* _WORK TO COMPLETE_
Please reproduce all entries word for word and omit their pictures.

* _DATASET ENTRIES_
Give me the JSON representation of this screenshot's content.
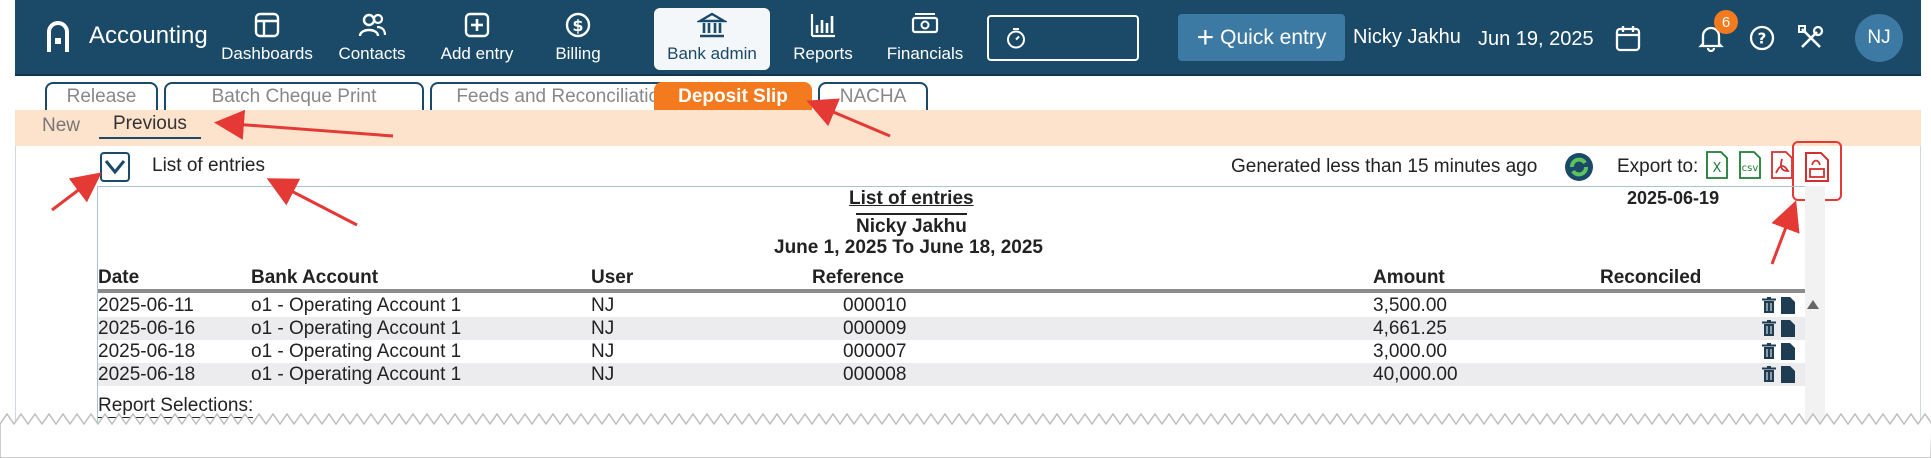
{
  "app": {
    "name": "Accounting"
  },
  "nav": {
    "items": [
      {
        "label": "Dashboards",
        "icon": "dashboard-icon"
      },
      {
        "label": "Contacts",
        "icon": "contacts-icon"
      },
      {
        "label": "Add entry",
        "icon": "add-entry-icon"
      },
      {
        "label": "Billing",
        "icon": "dollar-icon"
      },
      {
        "label": "Bank admin",
        "icon": "bank-icon",
        "active": true
      },
      {
        "label": "Reports",
        "icon": "bar-chart-icon"
      },
      {
        "label": "Financials",
        "icon": "money-icon"
      }
    ],
    "quick_entry": "Quick entry",
    "user_name": "Nicky Jakhu",
    "date": "Jun 19, 2025",
    "notifications": "6",
    "avatar_initials": "NJ"
  },
  "subtabs": [
    {
      "label": "Release"
    },
    {
      "label": "Batch Cheque Print"
    },
    {
      "label": "Feeds and Reconciliation"
    },
    {
      "label": "Deposit Slip",
      "active": true
    },
    {
      "label": "NACHA"
    }
  ],
  "mode_bar": {
    "new": "New",
    "previous": "Previous"
  },
  "report_toolbar": {
    "title": "List of entries",
    "generated": "Generated less than 15 minutes ago",
    "export_label": "Export to:"
  },
  "report": {
    "title": "List of entries",
    "subtitle": "Nicky Jakhu",
    "period": "June 1, 2025 To June 18, 2025",
    "date": "2025-06-19",
    "columns": [
      "Date",
      "Bank Account",
      "User",
      "Reference",
      "Amount",
      "Reconciled"
    ],
    "rows": [
      {
        "date": "2025-06-11",
        "account": "o1 - Operating Account 1",
        "user": "NJ",
        "reference": "000010",
        "amount": "3,500.00",
        "reconciled": ""
      },
      {
        "date": "2025-06-16",
        "account": "o1 - Operating Account 1",
        "user": "NJ",
        "reference": "000009",
        "amount": "4,661.25",
        "reconciled": ""
      },
      {
        "date": "2025-06-18",
        "account": "o1 - Operating Account 1",
        "user": "NJ",
        "reference": "000007",
        "amount": "3,000.00",
        "reconciled": ""
      },
      {
        "date": "2025-06-18",
        "account": "o1 - Operating Account 1",
        "user": "NJ",
        "reference": "000008",
        "amount": "40,000.00",
        "reconciled": ""
      }
    ],
    "selections_label": "Report Selections:"
  },
  "colors": {
    "navbar": "#1a4a68",
    "accent_orange": "#f47a20",
    "mode_bar_bg": "#fde2cc",
    "annotation_red": "#e53935"
  }
}
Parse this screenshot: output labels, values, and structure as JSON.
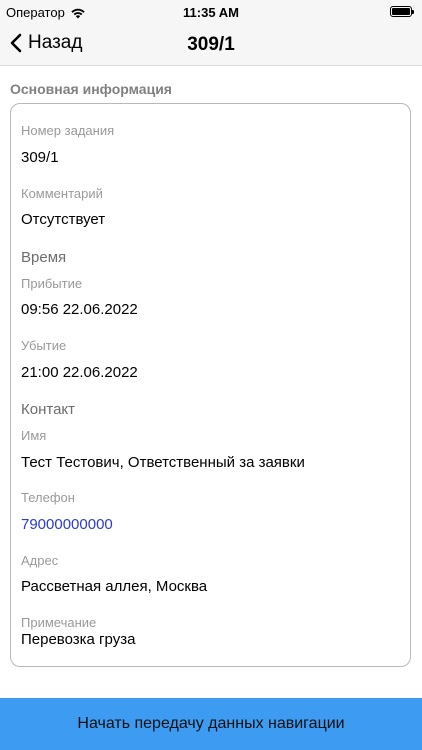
{
  "status_bar": {
    "carrier": "Оператор",
    "time": "11:35 AM"
  },
  "nav": {
    "back_label": "Назад",
    "title": "309/1"
  },
  "section_title": "Основная информация",
  "task_number": {
    "label": "Номер задания",
    "value": "309/1"
  },
  "comment": {
    "label": "Комментарий",
    "value": "Отсутствует"
  },
  "time_group": {
    "title": "Время",
    "arrival": {
      "label": "Прибытие",
      "value": "09:56 22.06.2022"
    },
    "departure": {
      "label": "Убытие",
      "value": "21:00 22.06.2022"
    }
  },
  "contact_group": {
    "title": "Контакт",
    "name": {
      "label": "Имя",
      "value": "Тест Тестович, Ответственный за заявки"
    },
    "phone": {
      "label": "Телефон",
      "value": "79000000000"
    },
    "address": {
      "label": "Адрес",
      "value": "Рассветная аллея, Москва"
    },
    "note": {
      "label": "Примечание",
      "value": "Перевозка груза"
    }
  },
  "action_button": {
    "label": "Начать передачу данных навигации"
  },
  "colors": {
    "accent": "#3d9bf2",
    "link": "#2b3ad1"
  }
}
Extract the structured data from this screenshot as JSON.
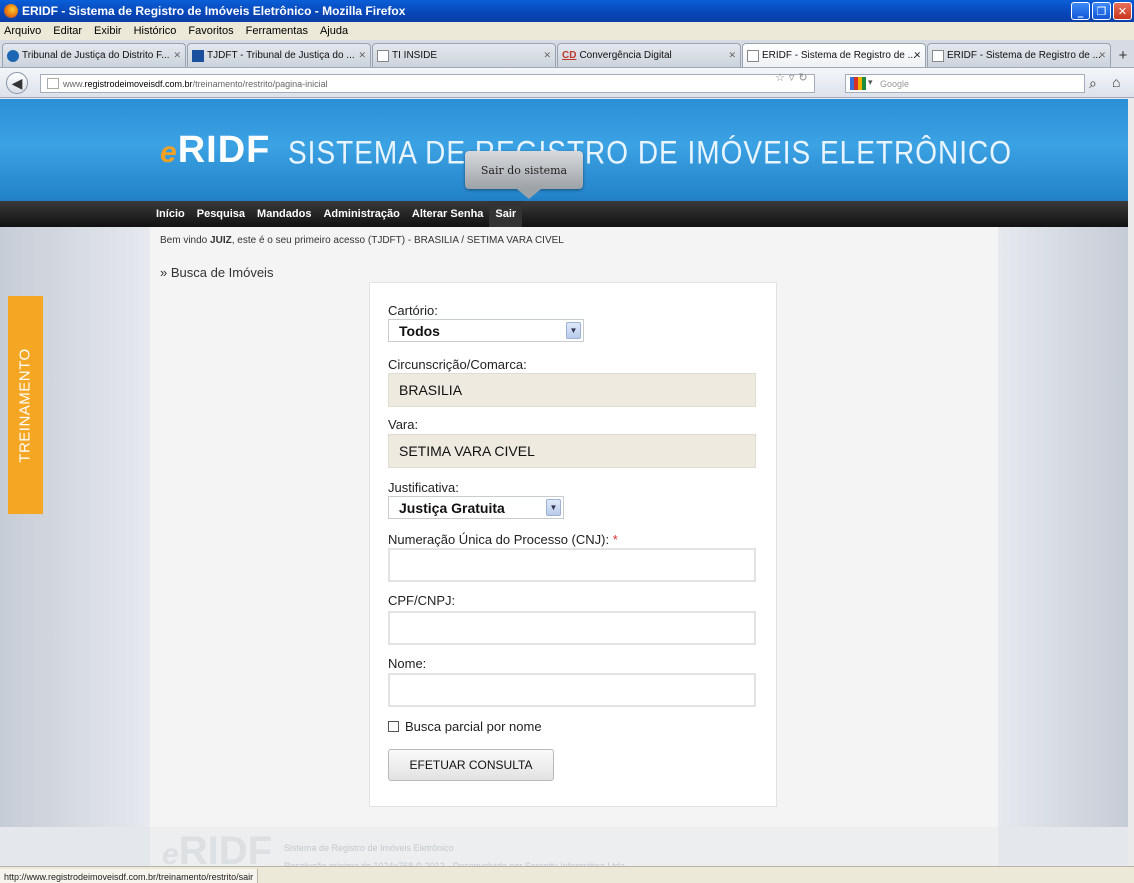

* _ANSWER FOR THE TASK_
Give me the JSON representation of this screenshot's content.
{
  "app": {
    "name": "Accounting"
  },
  "nav": {
    "items": [
      {
        "label": "Dashboards",
        "icon": "dashboard-icon"
      },
      {
        "label": "Contacts",
        "icon": "contacts-icon"
      },
      {
        "label": "Add entry",
        "icon": "add-entry-icon"
      },
      {
        "label": "Billing",
        "icon": "dollar-icon"
      },
      {
        "label": "Bank admin",
        "icon": "bank-icon",
        "active": true
      },
      {
        "label": "Reports",
        "icon": "bar-chart-icon"
      },
      {
        "label": "Financials",
        "icon": "money-icon"
      }
    ],
    "quick_entry": "Quick entry",
    "user_name": "Nicky Jakhu",
    "date": "Jun 19, 2025",
    "notifications": "6",
    "avatar_initials": "NJ"
  },
  "subtabs": [
    {
      "label": "Release"
    },
    {
      "label": "Batch Cheque Print"
    },
    {
      "label": "Feeds and Reconciliation"
    },
    {
      "label": "Deposit Slip",
      "active": true
    },
    {
      "label": "NACHA"
    }
  ],
  "mode_bar": {
    "new": "New",
    "previous": "Previous"
  },
  "report_toolbar": {
    "title": "List of entries",
    "generated": "Generated less than 15 minutes ago",
    "export_label": "Export to:"
  },
  "report": {
    "title": "List of entries",
    "subtitle": "Nicky Jakhu",
    "period": "June 1, 2025 To June 18, 2025",
    "date": "2025-06-19",
    "columns": [
      "Date",
      "Bank Account",
      "User",
      "Reference",
      "Amount",
      "Reconciled"
    ],
    "rows": [
      {
        "date": "2025-06-11",
        "account": "o1 - Operating Account 1",
        "user": "NJ",
        "reference": "000010",
        "amount": "3,500.00",
        "reconciled": ""
      },
      {
        "date": "2025-06-16",
        "account": "o1 - Operating Account 1",
        "user": "NJ",
        "reference": "000009",
        "amount": "4,661.25",
        "reconciled": ""
      },
      {
        "date": "2025-06-18",
        "account": "o1 - Operating Account 1",
        "user": "NJ",
        "reference": "000007",
        "amount": "3,000.00",
        "reconciled": ""
      },
      {
        "date": "2025-06-18",
        "account": "o1 - Operating Account 1",
        "user": "NJ",
        "reference": "000008",
        "amount": "40,000.00",
        "reconciled": ""
      }
    ],
    "selections_label": "Report Selections:"
  },
  "colors": {
    "navbar": "#1a4a68",
    "accent_orange": "#f47a20",
    "mode_bar_bg": "#fde2cc",
    "annotation_red": "#e53935"
  }
}
Parse this screenshot: output labels, values, and structure as JSON.
{
  "status_bar": {
    "carrier": "Оператор",
    "time": "11:35 AM"
  },
  "nav": {
    "back_label": "Назад",
    "title": "309/1"
  },
  "section_title": "Основная информация",
  "task_number": {
    "label": "Номер задания",
    "value": "309/1"
  },
  "comment": {
    "label": "Комментарий",
    "value": "Отсутствует"
  },
  "time_group": {
    "title": "Время",
    "arrival": {
      "label": "Прибытие",
      "value": "09:56 22.06.2022"
    },
    "departure": {
      "label": "Убытие",
      "value": "21:00 22.06.2022"
    }
  },
  "contact_group": {
    "title": "Контакт",
    "name": {
      "label": "Имя",
      "value": "Тест Тестович, Ответственный за заявки"
    },
    "phone": {
      "label": "Телефон",
      "value": "79000000000"
    },
    "address": {
      "label": "Адрес",
      "value": "Рассветная аллея, Москва"
    },
    "note": {
      "label": "Примечание",
      "value": "Перевозка груза"
    }
  },
  "action_button": {
    "label": "Начать передачу данных навигации"
  },
  "colors": {
    "accent": "#3d9bf2",
    "link": "#2b3ad1"
  }
}
Extract the structured data from this screenshot as JSON.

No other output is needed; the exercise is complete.